--- PROBLEM ---
From the entries below, copy out all lines holding "Spacing".

DATA SHOWN section start

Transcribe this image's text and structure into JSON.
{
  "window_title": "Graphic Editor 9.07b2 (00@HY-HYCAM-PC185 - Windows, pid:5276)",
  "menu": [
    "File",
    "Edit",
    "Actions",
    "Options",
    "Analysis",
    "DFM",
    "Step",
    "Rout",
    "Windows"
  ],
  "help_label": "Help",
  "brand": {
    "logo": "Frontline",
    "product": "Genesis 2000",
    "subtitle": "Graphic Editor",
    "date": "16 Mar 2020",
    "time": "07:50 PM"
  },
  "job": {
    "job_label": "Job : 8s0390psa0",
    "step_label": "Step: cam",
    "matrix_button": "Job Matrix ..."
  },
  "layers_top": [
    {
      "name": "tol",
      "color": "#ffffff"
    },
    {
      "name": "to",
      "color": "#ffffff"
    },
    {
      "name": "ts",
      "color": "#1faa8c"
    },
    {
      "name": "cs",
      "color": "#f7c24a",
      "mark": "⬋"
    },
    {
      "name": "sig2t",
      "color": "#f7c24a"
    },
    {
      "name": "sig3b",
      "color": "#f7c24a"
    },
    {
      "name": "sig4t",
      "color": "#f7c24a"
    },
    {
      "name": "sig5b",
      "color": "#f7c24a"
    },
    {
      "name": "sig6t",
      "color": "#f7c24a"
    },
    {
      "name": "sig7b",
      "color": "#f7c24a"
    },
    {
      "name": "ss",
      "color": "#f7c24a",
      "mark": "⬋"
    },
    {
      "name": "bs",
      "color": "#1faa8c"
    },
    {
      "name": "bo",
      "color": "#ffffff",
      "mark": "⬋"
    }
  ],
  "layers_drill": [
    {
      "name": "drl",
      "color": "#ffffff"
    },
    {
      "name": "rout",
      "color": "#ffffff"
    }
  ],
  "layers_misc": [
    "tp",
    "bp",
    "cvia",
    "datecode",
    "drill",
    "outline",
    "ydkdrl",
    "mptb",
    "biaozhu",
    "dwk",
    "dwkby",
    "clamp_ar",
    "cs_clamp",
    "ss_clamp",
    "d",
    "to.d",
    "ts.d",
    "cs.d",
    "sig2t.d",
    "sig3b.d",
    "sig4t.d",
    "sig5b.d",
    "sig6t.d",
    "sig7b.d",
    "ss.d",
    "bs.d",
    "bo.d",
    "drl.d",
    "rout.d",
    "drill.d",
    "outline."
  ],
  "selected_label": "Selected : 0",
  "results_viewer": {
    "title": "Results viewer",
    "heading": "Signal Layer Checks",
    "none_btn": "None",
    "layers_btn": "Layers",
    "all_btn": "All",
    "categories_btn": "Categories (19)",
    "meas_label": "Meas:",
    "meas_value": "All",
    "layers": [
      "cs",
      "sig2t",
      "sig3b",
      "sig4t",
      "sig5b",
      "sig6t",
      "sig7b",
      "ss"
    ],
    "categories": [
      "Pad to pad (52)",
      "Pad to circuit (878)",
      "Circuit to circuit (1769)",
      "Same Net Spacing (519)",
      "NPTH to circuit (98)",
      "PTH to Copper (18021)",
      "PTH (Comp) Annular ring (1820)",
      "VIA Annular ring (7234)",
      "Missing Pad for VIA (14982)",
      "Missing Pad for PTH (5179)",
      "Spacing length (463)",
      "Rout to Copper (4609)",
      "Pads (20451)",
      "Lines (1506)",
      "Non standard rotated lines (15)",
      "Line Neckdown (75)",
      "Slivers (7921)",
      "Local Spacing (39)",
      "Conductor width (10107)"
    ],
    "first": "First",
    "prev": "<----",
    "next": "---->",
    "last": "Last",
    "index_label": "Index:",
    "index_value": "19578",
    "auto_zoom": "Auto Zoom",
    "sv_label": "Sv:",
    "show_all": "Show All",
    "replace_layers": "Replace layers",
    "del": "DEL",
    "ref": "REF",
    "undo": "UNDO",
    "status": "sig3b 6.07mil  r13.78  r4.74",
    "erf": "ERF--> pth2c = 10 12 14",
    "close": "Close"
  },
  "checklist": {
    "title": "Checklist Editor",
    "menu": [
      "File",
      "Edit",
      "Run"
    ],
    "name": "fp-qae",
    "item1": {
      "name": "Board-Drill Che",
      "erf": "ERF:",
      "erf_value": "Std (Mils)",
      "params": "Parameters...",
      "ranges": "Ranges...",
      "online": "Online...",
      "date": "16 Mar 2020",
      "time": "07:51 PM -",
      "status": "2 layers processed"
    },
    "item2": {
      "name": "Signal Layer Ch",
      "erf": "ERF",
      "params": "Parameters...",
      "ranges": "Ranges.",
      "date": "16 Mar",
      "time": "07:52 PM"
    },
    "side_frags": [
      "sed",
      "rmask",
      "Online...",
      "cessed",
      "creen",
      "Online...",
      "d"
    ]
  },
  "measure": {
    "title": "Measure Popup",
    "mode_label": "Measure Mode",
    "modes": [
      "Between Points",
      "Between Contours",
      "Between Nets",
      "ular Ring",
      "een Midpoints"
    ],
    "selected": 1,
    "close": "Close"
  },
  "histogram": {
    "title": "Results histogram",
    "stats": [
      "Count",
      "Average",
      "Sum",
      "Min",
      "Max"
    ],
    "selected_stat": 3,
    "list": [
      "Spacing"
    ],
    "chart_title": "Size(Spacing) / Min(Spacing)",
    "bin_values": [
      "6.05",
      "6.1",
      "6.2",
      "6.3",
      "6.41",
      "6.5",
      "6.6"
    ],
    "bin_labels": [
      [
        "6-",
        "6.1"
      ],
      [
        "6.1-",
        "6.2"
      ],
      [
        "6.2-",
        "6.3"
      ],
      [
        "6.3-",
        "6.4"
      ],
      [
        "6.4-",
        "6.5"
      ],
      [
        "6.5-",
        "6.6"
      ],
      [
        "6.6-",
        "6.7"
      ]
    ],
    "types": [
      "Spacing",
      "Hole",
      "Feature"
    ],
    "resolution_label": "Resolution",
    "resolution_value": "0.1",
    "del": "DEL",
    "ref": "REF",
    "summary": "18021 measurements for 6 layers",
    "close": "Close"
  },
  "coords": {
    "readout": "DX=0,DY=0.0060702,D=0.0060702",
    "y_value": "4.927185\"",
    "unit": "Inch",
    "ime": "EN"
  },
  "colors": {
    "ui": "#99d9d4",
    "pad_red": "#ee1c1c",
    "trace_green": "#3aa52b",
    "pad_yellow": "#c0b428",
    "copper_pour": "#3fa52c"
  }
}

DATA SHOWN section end

--- EXERCISE RESPONSE ---
      "Same Net Spacing (519)",
      "Spacing length (463)",
      "Local Spacing (39)",
      "Spacing"
    "chart_title": "Size(Spacing) / Min(Spacing)",
      "Spacing",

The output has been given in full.